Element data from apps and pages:
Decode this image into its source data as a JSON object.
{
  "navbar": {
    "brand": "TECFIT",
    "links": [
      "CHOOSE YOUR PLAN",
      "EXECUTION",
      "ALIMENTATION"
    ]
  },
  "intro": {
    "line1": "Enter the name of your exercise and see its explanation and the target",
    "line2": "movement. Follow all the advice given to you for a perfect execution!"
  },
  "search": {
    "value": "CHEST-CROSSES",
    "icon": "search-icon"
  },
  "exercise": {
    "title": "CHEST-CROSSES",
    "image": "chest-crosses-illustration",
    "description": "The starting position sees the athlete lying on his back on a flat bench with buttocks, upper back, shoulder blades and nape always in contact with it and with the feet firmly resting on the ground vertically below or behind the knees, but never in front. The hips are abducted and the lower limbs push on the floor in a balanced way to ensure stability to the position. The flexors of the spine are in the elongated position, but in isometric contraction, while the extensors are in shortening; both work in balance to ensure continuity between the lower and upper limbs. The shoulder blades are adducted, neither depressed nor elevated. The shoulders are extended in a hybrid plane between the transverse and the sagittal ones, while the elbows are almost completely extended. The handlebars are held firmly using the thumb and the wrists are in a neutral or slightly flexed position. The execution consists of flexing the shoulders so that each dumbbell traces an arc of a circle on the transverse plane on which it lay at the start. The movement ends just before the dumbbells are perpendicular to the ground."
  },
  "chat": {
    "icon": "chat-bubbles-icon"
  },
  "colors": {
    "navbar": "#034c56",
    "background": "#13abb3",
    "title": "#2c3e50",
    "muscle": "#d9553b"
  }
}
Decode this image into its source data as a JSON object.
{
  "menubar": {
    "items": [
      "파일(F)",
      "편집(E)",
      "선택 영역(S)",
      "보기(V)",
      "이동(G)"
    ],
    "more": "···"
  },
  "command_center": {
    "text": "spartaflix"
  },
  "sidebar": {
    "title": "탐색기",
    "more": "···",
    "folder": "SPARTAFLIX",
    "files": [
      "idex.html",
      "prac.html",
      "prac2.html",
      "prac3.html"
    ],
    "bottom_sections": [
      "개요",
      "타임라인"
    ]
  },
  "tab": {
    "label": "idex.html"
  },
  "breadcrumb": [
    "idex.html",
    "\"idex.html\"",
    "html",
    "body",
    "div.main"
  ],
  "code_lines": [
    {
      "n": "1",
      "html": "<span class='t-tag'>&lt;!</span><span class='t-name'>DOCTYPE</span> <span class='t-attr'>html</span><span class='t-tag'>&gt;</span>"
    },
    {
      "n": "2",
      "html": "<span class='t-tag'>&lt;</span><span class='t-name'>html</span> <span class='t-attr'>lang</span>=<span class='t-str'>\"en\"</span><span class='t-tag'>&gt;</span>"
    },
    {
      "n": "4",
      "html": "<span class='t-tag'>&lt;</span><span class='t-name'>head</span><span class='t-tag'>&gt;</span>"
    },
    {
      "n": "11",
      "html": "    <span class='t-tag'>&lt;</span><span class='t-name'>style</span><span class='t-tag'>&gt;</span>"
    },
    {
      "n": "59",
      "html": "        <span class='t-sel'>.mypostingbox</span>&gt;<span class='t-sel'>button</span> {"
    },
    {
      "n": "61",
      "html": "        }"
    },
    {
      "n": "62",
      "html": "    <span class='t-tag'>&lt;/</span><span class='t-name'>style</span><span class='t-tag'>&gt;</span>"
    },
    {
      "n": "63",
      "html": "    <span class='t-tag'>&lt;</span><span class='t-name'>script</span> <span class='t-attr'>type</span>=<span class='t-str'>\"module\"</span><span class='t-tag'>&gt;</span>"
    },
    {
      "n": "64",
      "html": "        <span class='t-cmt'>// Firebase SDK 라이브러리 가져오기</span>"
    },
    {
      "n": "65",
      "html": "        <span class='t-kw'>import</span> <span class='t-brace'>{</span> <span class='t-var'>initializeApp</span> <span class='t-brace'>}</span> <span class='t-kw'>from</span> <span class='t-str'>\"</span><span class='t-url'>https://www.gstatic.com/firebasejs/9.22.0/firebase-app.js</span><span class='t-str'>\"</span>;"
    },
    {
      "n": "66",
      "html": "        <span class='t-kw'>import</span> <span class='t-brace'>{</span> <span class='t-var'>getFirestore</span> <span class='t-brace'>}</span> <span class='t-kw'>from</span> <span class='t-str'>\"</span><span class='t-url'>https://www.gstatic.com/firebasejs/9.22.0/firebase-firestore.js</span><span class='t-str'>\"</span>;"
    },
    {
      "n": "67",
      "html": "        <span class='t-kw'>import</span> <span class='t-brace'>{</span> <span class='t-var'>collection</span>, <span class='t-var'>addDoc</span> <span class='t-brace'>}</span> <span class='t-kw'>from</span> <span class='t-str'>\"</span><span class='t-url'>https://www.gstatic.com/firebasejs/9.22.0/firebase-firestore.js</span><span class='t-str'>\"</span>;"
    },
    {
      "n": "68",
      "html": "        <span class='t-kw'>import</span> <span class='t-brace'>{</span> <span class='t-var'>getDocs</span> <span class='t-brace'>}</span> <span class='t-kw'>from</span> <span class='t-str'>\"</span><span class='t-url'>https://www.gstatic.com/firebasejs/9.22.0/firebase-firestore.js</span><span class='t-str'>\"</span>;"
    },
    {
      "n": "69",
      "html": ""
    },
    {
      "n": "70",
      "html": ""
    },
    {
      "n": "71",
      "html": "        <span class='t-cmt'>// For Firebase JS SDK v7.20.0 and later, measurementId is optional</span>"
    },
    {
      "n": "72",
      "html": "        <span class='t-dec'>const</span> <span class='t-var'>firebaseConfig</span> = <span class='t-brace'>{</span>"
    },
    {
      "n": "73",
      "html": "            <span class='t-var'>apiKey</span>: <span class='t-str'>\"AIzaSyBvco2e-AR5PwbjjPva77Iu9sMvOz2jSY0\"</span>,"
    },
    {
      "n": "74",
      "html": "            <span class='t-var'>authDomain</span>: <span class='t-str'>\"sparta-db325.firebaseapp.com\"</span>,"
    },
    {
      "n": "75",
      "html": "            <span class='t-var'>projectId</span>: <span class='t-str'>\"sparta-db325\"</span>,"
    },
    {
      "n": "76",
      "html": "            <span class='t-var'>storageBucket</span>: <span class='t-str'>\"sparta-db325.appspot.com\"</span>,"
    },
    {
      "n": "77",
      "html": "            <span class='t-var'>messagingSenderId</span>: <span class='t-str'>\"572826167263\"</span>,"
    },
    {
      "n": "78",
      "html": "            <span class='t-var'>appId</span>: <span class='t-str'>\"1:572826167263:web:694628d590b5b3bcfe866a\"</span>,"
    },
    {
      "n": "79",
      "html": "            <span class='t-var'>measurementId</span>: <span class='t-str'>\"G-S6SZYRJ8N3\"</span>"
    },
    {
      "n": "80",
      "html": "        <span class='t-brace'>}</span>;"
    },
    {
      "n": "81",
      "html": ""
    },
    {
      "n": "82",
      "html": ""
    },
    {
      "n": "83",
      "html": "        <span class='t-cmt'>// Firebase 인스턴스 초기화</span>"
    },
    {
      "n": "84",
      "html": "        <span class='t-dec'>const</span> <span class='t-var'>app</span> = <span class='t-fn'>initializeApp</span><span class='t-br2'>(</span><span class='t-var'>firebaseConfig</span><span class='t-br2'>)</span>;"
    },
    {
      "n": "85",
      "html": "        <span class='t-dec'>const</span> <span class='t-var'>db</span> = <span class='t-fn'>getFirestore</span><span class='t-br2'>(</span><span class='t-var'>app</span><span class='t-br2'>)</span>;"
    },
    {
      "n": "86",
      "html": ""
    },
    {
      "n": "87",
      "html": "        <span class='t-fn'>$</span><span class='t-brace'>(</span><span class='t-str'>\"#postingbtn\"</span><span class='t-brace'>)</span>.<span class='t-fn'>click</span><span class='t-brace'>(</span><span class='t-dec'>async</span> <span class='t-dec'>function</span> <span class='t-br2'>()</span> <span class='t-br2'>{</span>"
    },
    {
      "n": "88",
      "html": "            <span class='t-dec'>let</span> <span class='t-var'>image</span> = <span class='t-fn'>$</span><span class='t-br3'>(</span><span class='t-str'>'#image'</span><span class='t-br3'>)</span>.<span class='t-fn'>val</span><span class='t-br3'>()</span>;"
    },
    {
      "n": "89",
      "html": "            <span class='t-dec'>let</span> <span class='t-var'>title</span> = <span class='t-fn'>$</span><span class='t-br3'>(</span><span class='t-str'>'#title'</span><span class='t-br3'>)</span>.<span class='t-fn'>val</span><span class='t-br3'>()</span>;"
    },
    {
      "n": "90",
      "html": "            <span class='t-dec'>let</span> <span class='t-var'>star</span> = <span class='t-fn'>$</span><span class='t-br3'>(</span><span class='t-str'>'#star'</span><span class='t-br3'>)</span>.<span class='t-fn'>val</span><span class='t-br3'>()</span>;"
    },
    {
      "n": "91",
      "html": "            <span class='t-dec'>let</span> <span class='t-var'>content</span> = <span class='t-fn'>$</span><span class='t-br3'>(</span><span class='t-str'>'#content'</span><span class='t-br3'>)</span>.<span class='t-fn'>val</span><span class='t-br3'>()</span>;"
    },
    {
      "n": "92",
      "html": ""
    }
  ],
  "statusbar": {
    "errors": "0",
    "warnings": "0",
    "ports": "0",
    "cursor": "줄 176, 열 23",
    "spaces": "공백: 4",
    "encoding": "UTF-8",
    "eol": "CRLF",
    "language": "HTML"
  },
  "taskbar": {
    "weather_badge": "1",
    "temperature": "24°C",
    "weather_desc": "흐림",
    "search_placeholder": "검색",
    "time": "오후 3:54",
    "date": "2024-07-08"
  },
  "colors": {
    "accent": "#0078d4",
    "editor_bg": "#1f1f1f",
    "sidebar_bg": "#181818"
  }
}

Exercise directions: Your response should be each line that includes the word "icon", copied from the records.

Expected answer:
    "icon": "search-icon"
    "icon": "chat-bubbles-icon"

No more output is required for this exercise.